Updated June 17, 2015: The California Labor Commission has found that a driver for Uber in San Francisco is an employee of the company.
Deciding whether to treat workers as employees or independent contractors is tricky in general and even more so in the context of the new so-called sharing economy. In recent decisions, courts have refused to resolve whether the drivers for Lyft and Uber should be treated as employees or independent contractors, leaving it for juries to tackle the question. And the answer could majorly impact the companies’ highly successful business model.
Updated 2/5/19: The California Supreme Court’s decision in Dynamex Operations W., Inc. v Superior Court (2018) 4 C5th 903 held that workers are presumed to be employees for wage order purposes, and the burden is on the employer to prove they are not.

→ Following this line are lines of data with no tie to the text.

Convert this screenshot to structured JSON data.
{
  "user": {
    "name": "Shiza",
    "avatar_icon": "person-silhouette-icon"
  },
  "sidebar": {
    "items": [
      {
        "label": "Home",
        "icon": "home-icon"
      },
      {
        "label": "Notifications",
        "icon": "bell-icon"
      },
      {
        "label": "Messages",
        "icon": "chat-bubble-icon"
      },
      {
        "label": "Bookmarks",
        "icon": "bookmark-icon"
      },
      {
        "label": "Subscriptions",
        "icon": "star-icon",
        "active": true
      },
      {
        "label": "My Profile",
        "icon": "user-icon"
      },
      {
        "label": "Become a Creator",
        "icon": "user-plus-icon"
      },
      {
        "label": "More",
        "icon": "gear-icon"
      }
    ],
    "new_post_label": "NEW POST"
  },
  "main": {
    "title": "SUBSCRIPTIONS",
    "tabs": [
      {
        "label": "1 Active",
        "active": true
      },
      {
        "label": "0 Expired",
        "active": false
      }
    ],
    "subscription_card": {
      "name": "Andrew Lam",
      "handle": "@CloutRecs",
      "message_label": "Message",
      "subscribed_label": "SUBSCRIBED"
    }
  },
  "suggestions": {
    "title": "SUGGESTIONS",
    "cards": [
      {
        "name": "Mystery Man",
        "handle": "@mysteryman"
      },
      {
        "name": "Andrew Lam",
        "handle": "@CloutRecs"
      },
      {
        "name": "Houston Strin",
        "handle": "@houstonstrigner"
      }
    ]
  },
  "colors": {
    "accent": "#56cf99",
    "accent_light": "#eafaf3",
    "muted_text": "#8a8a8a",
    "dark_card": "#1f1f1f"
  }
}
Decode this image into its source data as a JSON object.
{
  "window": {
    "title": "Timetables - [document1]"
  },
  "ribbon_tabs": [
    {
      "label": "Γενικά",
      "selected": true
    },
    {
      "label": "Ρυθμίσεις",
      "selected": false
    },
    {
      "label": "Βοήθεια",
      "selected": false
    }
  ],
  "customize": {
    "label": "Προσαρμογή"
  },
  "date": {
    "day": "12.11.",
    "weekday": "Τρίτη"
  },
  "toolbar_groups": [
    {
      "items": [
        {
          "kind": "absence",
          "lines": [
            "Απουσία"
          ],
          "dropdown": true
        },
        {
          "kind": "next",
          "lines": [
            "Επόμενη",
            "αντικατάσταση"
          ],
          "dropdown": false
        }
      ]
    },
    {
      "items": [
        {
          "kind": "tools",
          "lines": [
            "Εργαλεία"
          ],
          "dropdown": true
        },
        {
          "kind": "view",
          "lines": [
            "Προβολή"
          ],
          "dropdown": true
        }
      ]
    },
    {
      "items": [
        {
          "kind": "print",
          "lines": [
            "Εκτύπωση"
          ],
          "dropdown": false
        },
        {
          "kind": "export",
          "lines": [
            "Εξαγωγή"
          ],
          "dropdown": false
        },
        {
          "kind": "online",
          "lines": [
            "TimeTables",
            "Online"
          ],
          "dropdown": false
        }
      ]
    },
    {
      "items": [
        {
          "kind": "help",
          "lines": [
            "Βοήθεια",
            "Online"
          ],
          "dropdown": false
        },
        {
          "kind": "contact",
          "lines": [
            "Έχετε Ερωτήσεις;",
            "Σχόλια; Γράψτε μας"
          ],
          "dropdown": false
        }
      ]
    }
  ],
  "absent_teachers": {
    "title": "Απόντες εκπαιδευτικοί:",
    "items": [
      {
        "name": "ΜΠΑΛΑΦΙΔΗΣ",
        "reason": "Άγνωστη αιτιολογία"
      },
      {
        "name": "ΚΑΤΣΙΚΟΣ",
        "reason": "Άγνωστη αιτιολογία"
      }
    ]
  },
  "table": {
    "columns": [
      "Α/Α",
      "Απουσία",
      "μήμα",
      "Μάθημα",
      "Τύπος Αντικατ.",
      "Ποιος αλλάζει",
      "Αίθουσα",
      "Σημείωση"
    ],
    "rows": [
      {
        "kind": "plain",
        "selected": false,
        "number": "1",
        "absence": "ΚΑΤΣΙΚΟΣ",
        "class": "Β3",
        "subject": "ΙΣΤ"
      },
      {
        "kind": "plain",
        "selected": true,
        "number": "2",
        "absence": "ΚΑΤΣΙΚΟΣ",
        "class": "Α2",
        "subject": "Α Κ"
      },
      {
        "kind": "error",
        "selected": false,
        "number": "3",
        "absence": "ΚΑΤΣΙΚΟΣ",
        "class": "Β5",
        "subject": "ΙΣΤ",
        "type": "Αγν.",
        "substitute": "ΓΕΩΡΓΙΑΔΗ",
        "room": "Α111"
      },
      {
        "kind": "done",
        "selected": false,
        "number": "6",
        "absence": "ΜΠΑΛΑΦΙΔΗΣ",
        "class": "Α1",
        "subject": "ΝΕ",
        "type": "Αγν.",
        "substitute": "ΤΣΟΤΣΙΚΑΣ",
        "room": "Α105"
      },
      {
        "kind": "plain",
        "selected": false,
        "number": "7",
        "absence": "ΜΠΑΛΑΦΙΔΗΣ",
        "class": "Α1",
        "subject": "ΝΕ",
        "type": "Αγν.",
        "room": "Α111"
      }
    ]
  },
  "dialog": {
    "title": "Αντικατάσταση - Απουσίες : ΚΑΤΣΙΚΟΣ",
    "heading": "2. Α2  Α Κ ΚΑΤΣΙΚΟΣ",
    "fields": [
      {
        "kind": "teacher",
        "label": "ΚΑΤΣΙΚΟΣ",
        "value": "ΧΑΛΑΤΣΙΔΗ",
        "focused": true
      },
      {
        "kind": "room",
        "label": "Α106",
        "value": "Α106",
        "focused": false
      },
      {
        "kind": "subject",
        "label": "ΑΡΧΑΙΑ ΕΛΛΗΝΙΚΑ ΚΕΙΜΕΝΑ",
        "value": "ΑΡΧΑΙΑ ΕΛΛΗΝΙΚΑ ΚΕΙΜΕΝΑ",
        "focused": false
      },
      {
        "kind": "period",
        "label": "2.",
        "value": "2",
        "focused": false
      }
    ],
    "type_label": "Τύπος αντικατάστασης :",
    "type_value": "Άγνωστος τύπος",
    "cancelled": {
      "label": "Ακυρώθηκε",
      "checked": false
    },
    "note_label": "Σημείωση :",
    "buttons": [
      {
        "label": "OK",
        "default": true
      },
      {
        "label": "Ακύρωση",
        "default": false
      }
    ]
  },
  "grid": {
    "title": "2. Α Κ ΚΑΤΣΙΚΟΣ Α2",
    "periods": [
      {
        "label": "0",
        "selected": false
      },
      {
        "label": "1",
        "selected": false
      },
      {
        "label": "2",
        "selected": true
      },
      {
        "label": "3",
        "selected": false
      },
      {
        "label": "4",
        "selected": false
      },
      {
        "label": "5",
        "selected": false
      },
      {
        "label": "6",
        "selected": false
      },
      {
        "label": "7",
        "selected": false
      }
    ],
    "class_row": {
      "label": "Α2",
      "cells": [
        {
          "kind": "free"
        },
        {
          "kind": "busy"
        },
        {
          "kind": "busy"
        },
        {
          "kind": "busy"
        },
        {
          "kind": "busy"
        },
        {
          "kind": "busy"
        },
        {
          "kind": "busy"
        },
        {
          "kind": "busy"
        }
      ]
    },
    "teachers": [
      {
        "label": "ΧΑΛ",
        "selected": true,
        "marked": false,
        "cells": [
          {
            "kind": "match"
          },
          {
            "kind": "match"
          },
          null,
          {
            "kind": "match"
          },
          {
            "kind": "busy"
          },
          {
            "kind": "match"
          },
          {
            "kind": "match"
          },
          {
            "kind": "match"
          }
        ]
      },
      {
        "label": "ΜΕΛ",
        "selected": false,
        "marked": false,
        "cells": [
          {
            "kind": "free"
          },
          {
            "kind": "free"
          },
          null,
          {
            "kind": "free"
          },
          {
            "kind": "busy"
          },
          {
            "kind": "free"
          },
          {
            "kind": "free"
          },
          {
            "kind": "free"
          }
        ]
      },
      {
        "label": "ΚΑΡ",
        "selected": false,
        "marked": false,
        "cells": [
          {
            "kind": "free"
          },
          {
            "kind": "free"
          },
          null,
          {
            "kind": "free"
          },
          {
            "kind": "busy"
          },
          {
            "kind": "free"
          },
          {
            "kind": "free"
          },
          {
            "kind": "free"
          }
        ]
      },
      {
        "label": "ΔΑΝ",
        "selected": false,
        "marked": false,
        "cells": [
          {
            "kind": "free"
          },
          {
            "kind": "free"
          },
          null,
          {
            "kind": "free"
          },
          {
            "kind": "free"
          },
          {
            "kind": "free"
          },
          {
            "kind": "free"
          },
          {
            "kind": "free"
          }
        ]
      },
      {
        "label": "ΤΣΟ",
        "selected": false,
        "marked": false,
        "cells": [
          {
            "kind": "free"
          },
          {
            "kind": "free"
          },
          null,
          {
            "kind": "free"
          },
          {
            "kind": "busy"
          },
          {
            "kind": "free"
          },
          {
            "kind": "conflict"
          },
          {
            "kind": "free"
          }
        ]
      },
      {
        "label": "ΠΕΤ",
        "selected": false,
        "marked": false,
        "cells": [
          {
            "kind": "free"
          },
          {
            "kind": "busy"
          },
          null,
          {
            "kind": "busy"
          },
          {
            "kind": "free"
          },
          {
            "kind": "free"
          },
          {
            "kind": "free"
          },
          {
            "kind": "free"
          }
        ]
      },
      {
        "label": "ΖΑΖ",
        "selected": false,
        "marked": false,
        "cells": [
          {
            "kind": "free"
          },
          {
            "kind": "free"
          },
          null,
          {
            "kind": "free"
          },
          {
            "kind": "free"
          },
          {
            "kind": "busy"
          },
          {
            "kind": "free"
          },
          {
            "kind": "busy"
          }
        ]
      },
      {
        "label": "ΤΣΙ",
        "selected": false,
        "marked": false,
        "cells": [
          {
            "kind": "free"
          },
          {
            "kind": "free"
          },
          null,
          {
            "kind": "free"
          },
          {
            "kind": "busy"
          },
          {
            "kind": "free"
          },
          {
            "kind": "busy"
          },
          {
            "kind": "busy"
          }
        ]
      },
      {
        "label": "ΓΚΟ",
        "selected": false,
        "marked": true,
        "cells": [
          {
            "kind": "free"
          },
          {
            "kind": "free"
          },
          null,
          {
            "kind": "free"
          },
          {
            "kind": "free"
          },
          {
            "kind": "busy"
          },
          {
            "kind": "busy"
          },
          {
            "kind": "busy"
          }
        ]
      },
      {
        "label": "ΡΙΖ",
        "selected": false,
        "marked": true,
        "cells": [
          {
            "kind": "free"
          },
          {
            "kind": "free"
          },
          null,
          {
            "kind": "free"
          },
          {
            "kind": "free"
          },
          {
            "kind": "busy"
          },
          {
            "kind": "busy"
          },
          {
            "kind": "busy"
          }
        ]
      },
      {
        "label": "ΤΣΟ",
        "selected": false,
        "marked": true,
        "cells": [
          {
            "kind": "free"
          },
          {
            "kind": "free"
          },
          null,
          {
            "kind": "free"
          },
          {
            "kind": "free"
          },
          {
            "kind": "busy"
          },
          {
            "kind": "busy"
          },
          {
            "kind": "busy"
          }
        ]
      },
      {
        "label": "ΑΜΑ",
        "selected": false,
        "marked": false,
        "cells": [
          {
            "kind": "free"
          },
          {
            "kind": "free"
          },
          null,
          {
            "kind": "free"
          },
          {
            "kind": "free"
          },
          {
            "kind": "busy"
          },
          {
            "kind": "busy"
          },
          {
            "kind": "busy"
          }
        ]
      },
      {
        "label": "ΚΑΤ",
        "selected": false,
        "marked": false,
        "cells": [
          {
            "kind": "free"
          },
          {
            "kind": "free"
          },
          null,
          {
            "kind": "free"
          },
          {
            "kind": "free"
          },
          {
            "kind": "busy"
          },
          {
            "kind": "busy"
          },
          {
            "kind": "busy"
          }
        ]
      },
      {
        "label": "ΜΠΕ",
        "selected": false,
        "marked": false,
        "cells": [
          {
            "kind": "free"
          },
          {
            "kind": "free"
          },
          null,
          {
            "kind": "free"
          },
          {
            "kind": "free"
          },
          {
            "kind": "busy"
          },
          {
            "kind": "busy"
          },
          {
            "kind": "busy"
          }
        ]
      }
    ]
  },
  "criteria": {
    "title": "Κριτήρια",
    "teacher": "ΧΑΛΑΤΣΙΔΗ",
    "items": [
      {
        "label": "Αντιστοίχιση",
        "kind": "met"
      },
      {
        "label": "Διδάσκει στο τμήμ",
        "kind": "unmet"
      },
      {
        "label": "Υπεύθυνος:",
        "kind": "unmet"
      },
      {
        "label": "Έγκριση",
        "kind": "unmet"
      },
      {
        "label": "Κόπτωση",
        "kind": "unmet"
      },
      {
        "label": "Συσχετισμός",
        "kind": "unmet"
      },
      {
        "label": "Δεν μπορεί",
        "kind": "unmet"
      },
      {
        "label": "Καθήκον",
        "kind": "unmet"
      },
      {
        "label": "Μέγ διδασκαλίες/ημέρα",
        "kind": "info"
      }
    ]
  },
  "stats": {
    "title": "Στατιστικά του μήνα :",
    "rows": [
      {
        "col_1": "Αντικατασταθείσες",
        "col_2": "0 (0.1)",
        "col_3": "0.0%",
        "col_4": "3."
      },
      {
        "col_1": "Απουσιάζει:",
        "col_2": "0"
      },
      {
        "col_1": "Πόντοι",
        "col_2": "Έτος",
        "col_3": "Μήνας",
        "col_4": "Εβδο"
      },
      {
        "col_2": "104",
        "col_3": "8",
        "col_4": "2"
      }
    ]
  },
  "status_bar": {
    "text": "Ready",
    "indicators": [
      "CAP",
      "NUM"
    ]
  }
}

Part of the fallout of the economic downturn is the emergence of the “freelance economy.” This is largely fueled by the financial advantages of hiring independent contractors instead of employees. But employers beware: Getting your classifications wrong can be costly.